Have you ever felt extremely sad for a long period of time? If you have, you might have or have had depression. Depression is a mental condition in which you feel feelings of severe despondency and dejection.
There are many types of depression. A few common types of depression include major depressive disorder, dysthymic disorder, seasonal affective disorder (SAD) (Types 2016). Some other ordinary types of depression also include premenstrual dysphoric disorder (PMDD), atypical depression, peripartum (postpartum) depression, and bipolar disorder (Schimelpfening 2017). Some unusual types of depression are the persistent depressive disorder, psychotic depression, and ‘situational’ depression (Types 2016). Although there are many types of depression, there are also many symptoms to warn you that you may have one. There are many symptoms of depression, but how do you get it?
There are many ways to get depression. It is common for depression to occur due to some sort of conflict in a person’s life. Prior physical or emotional trauma can lead to clinical depression later on in life. About 30 percent of humans that have substance abuse problems also have major or clinical depression.
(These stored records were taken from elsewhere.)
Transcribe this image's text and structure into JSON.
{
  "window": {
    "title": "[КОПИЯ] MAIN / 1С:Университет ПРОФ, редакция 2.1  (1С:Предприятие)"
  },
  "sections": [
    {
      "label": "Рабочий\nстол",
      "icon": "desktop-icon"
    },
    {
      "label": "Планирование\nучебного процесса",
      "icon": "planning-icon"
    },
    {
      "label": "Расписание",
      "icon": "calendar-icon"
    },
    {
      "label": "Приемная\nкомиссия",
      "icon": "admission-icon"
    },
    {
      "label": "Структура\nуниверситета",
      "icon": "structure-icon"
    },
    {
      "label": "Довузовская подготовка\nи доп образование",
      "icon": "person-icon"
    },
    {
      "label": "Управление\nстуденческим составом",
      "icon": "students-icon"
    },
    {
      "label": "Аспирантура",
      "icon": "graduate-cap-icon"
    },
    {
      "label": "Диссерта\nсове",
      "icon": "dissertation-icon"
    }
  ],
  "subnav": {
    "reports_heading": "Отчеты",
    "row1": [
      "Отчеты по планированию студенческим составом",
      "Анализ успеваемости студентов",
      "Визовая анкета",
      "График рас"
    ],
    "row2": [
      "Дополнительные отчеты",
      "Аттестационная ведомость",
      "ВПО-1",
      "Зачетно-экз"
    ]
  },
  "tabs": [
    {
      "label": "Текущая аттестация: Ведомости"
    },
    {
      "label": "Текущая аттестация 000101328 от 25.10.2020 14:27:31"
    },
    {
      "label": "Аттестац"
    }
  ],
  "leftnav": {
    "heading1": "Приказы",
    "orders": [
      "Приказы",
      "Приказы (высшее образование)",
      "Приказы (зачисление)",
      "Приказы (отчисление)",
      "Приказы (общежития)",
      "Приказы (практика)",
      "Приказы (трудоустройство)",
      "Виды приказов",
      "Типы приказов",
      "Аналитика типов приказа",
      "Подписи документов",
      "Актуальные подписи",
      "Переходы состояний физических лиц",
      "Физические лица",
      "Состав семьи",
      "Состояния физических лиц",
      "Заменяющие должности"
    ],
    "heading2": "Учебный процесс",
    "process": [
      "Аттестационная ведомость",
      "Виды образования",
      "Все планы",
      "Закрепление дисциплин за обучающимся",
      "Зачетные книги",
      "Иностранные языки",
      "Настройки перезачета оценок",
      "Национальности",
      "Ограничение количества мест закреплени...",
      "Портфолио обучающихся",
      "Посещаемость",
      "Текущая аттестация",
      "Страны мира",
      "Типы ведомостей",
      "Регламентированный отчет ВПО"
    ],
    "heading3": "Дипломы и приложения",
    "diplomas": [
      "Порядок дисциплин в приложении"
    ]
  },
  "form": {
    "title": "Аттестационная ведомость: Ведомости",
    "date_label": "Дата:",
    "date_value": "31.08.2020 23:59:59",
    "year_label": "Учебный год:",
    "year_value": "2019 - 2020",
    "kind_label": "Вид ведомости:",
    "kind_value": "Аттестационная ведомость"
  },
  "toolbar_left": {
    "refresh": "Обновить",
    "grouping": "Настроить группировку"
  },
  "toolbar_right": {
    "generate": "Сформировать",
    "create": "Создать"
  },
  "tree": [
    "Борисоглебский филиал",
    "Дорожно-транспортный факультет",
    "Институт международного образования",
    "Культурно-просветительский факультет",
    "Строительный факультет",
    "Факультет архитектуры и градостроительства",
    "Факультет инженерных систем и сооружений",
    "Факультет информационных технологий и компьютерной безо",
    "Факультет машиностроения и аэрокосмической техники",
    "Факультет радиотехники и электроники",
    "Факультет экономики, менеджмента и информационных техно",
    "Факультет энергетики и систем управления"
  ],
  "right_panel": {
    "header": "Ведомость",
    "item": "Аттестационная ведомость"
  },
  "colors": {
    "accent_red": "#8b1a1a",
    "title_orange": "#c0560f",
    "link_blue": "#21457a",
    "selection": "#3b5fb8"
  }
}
Social isolation caused by other mental illnesses or being cast out of a social group or family can add to the risk of developing clinical depression as well. There are many different ways to get depression but how does depression affect the brain? (Depression 2016)There are many ways depression can affect the brain. Most of the brain activity related to depression occurs in the hippocampus. The hippocampus controls the release of the hormone cortisol, and it is released during stress, physical activity, and depression.
Problems can occur when excess amounts of cortisol are released. Weight gain, high blood pressure levels, trouble sleeping, and fatigue are all symptoms you can suffer from with high cortisol levels (Depression 2016). More problems can arise in the brain during depression, but these disorders show up the most frequently.
You can treat depression in countless different ways. Therapy, sometimes medication, setting goals, changing your daily behavior, exercising and eating healthy, taking on responsibilities, and getting extra sleep can all help you overcome depression. (Griffin 2012) There are possible links between the slow development of new neurons in the hippocampus and low moods. These medications instantly spike the concentration of chemical messengers in the brain. People still typically don’t begin to feel better for several weeks or longer.